[Data records for software interfaces]
------------------------------------------------------------

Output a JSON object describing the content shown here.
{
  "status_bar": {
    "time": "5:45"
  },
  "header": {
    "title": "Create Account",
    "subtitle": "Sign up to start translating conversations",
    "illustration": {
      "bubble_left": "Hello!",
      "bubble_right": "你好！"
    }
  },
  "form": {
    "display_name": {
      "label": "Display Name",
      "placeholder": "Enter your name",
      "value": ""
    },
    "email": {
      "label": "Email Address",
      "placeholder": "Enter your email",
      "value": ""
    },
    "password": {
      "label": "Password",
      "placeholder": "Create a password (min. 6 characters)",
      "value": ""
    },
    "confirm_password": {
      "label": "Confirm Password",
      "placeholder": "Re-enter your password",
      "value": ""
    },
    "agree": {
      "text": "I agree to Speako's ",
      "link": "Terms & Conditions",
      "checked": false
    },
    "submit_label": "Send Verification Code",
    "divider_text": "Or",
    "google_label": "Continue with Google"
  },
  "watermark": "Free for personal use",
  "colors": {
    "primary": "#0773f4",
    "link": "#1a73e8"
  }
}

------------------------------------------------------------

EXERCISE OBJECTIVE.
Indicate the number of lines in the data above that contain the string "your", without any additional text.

EXERCISE OUTPUT.
3